2014: $3900 Nova Scotia Museum Board of Governors’ Grant in Black Cultural History. Project: Black Loyalists, Enslaved and Self-Liberated People in Newspapers in Atlantic Canada, 1783-1865.
2014-2016: £600 Eccles Centre for American Studies British Library Fellowship per annum.
At Lancaster University, I am currently supervising two student research projects exploring Humphry Davy's connections to transatlantic slavery. I have taught on both undergraduate and postgraduate courses within the Department of English Literature and Creative Writing. I have lectured and designed and taught seminars on the Black Atlantic writers Phillis Wheatley, Olaudah Equiano, and Austin Steward and Mr and Mrs John Little. In 2023, I gave a guest lecture on British Romanticism (second year undergraduate). In 2022, I taught on American Literature to 1900 (second year undergraduate), focusing on captivity narratives, early poetry, sermons, and revolutionary oratory, letters and poetry. In 2022, I designed and taught a new seminar on slave narratives on the MA module Nineteenth-Century Literature: Place - Space - Text. Prior to this, in 2019-2020, I have taught modules on Canadian and American literature in the Department of American and Canadian Studies at the University of Nottingham and in the School of English at the University of Sheffield.

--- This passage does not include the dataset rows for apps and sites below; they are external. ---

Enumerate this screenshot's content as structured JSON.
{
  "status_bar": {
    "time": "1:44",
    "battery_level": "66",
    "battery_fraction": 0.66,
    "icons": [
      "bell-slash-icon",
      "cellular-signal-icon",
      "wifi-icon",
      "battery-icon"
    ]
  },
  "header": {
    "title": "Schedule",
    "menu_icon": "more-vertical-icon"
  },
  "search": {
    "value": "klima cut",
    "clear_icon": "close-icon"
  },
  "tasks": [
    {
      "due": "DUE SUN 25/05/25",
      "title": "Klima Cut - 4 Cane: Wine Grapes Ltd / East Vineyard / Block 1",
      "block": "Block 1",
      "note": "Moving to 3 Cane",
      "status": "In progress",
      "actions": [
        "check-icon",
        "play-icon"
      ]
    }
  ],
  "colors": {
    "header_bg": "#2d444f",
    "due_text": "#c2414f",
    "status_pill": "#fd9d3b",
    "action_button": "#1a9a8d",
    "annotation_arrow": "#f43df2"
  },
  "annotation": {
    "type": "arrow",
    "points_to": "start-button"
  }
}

I have been awarded recognition as an Associate Fellow of the Higher Education Academy, which will be formally ratified by the assessment board in July 2023. I am a member of the Executive Committee of the British Association for Canadian Studies and a member of the International Network for Emerging Scholars in Canadian Studies, which is supported by the International Council for Canadian Studies.

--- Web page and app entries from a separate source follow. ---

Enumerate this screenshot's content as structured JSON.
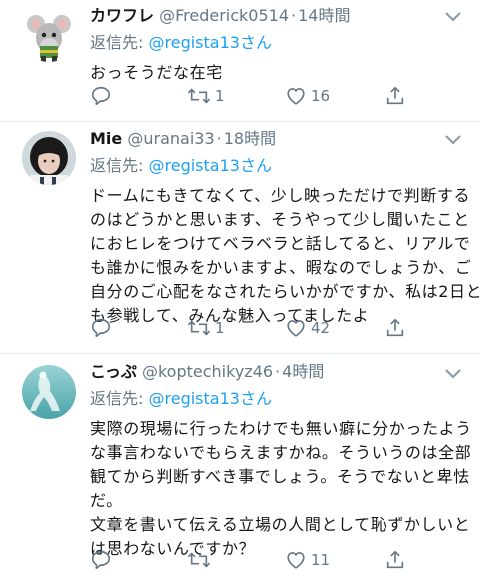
{
  "tweets": [
    {
      "name": "カワフレ",
      "handle": "@Frederick0514",
      "dot": "·",
      "time": "14時間",
      "reply_prefix": "返信先:",
      "reply_handle": "@regista13さん",
      "lines": [
        "おっそうだな在宅"
      ],
      "retweet_count": "1",
      "like_count": "16",
      "avatar_icon": "rat-figure-avatar"
    },
    {
      "name": "Mie",
      "handle": "@uranai33",
      "dot": "·",
      "time": "18時間",
      "reply_prefix": "返信先:",
      "reply_handle": "@regista13さん",
      "lines": [
        "ドームにもきてなくて、少し映っただけで判断する",
        "のはどうかと思います、そうやって少し聞いたこと",
        "におヒレをつけてベラベラと話してると、リアルで",
        "も誰かに恨みをかいますよ、暇なのでしょうか、ご",
        "自分のご心配をなされたらいかがですか、私は2日と",
        "も参戦して、みんな魅入ってましたよ"
      ],
      "retweet_count": "1",
      "like_count": "42",
      "avatar_icon": "person-photo-avatar"
    },
    {
      "name": "こっぷ",
      "handle": "@koptechikyz46",
      "dot": "·",
      "time": "4時間",
      "reply_prefix": "返信先:",
      "reply_handle": "@regista13さん",
      "lines": [
        "実際の現場に行ったわけでも無い癖に分かったよう",
        "な事言わないでもらえますかね。そういうのは全部",
        "観てから判断すべき事でしょう。そうでないと卑怯",
        "だ。",
        "文章を書いて伝える立場の人間として恥ずかしいと",
        "は思わないんですか？"
      ],
      "retweet_count": "",
      "like_count": "11",
      "avatar_icon": "teal-figure-avatar"
    }
  ],
  "colors": {
    "accent": "#1da1f2",
    "secondary_text": "#657786",
    "primary_text": "#14171a",
    "divider": "#e6ecf0"
  }
}
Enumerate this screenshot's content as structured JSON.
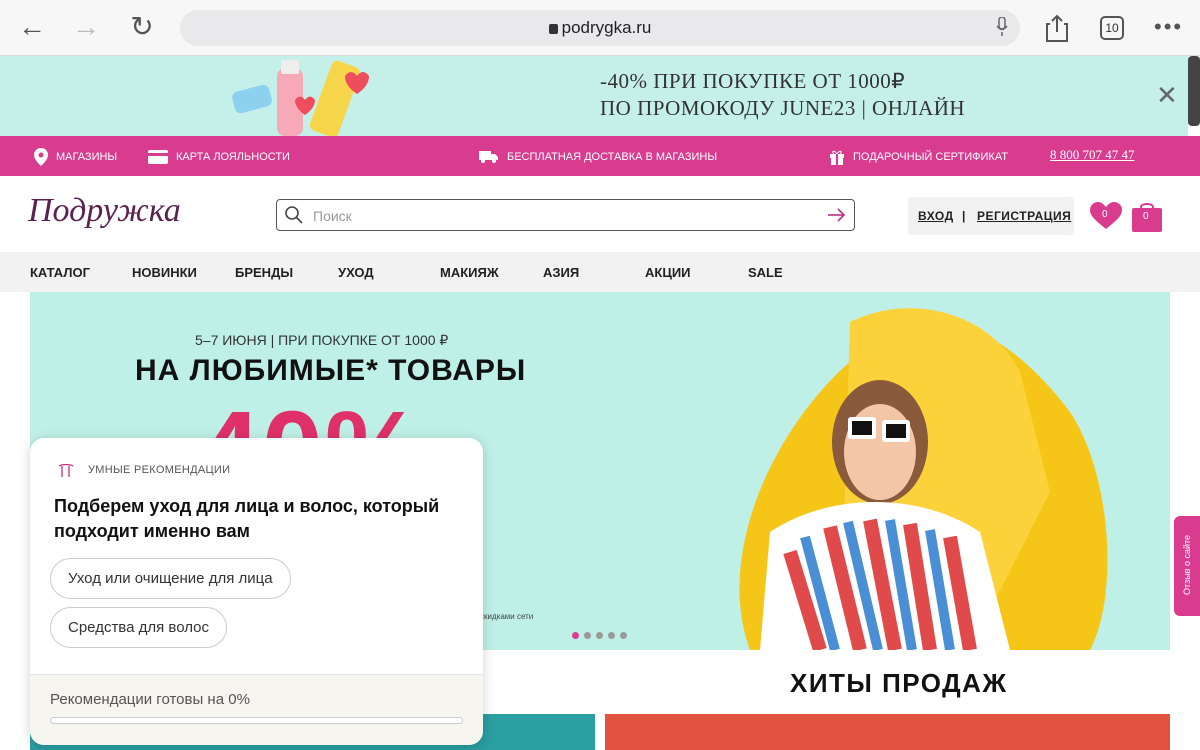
{
  "browser": {
    "url": "podrygka.ru",
    "tabs_count": "10"
  },
  "promo": {
    "line1": "-40% ПРИ ПОКУПКЕ ОТ 1000₽",
    "line2": "ПО ПРОМОКОДУ JUNE23 | ОНЛАЙН"
  },
  "topbar": {
    "stores": "МАГАЗИНЫ",
    "loyalty": "КАРТА ЛОЯЛЬНОСТИ",
    "delivery": "БЕСПЛАТНАЯ ДОСТАВКА В МАГАЗИНЫ",
    "gift": "ПОДАРОЧНЫЙ СЕРТИФИКАТ",
    "phone": "8 800 707 47 47"
  },
  "header": {
    "logo": "Подружка",
    "search_placeholder": "Поиск",
    "login": "ВХОД",
    "separator": "|",
    "register": "РЕГИСТРАЦИЯ",
    "wishlist_count": "0",
    "cart_count": "0"
  },
  "nav": [
    "КАТАЛОГ",
    "НОВИНКИ",
    "БРЕНДЫ",
    "УХОД",
    "МАКИЯЖ",
    "АЗИЯ",
    "АКЦИИ",
    "SALE"
  ],
  "hero": {
    "dates": "5–7 ИЮНЯ | ПРИ ПОКУПКЕ ОТ 1000 ₽",
    "headline": "НА ЛЮБИМЫЕ* ТОВАРЫ",
    "percent": "-40%",
    "note": "скидками сети"
  },
  "popup": {
    "header": "УМНЫЕ РЕКОМЕНДАЦИИ",
    "question": "Подберем уход для лица и волос, который подходит именно вам",
    "option1": "Уход или очищение для лица",
    "option2": "Средства для волос",
    "progress_label": "Рекомендации готовы на 0%",
    "progress": 0
  },
  "feedback": "Отзыв о сайте",
  "hits_title": "ХИТЫ ПРОДАЖ",
  "colors": {
    "brand_pink": "#d93c8f",
    "promo_bg": "#c5f0ea",
    "hero_bg": "#bff0e7",
    "percent_red": "#e0306a"
  }
}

I am a Research Associate on the Davy Notebooks Project in the Department of English Literature and Creative Writing.
British Association for Romantic Studies/North American Society for the Study of Romanticism Joint International Conference 2022: New Romanticisms
Participation in conference - Academic
British Society for Literature and Science 17th Annual Conference
Participation in conference - Academic
‘Excel in Science’ webinar, University of Nottingham: ‘Re-Emerging Research’
Participation in workshop, seminar, course